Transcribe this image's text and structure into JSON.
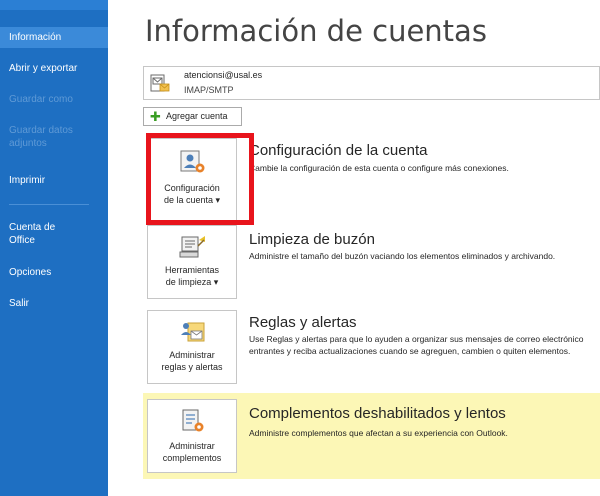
{
  "sidebar": {
    "items": [
      {
        "label": "Información",
        "state": "active"
      },
      {
        "label": "Abrir y exportar",
        "state": "normal"
      },
      {
        "label": "Guardar como",
        "state": "disabled"
      },
      {
        "label": "Guardar datos adjuntos",
        "state": "disabled"
      },
      {
        "label": "Imprimir",
        "state": "normal"
      },
      {
        "label": "Cuenta de Office",
        "state": "normal"
      },
      {
        "label": "Opciones",
        "state": "normal"
      },
      {
        "label": "Salir",
        "state": "normal"
      }
    ]
  },
  "page": {
    "title": "Información de cuentas"
  },
  "account": {
    "email": "atencionsi@usal.es",
    "type": "IMAP/SMTP"
  },
  "add_account": {
    "label": "Agregar cuenta"
  },
  "sections": [
    {
      "tile_label_1": "Configuración",
      "tile_label_2": "de la cuenta ▾",
      "title": "Configuración de la cuenta",
      "desc": "Cambie la configuración de esta cuenta o configure más conexiones."
    },
    {
      "tile_label_1": "Herramientas",
      "tile_label_2": "de limpieza ▾",
      "title": "Limpieza de buzón",
      "desc": "Administre el tamaño del buzón vaciando los elementos eliminados y archivando."
    },
    {
      "tile_label_1": "Administrar",
      "tile_label_2": "reglas y alertas",
      "title": "Reglas y alertas",
      "desc": "Use Reglas y alertas para que lo ayuden a organizar sus mensajes de correo electrónico entrantes y reciba actualizaciones cuando se agreguen, cambien o quiten elementos."
    },
    {
      "tile_label_1": "Administrar",
      "tile_label_2": "complementos",
      "title": "Complementos deshabilitados y lentos",
      "desc": "Administre complementos que afectan a su experiencia con Outlook."
    }
  ],
  "colors": {
    "sidebar": "#1e6fc2",
    "highlight": "#e8141c",
    "addins_band": "#fcf7b6"
  }
}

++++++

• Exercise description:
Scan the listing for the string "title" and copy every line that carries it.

• Response to the exercise:
    "title": "Información de cuentas"
      "title": "Configuración de la cuenta",
      "title": "Limpieza de buzón",
      "title": "Reglas y alertas",
      "title": "Complementos deshabilitados y lentos",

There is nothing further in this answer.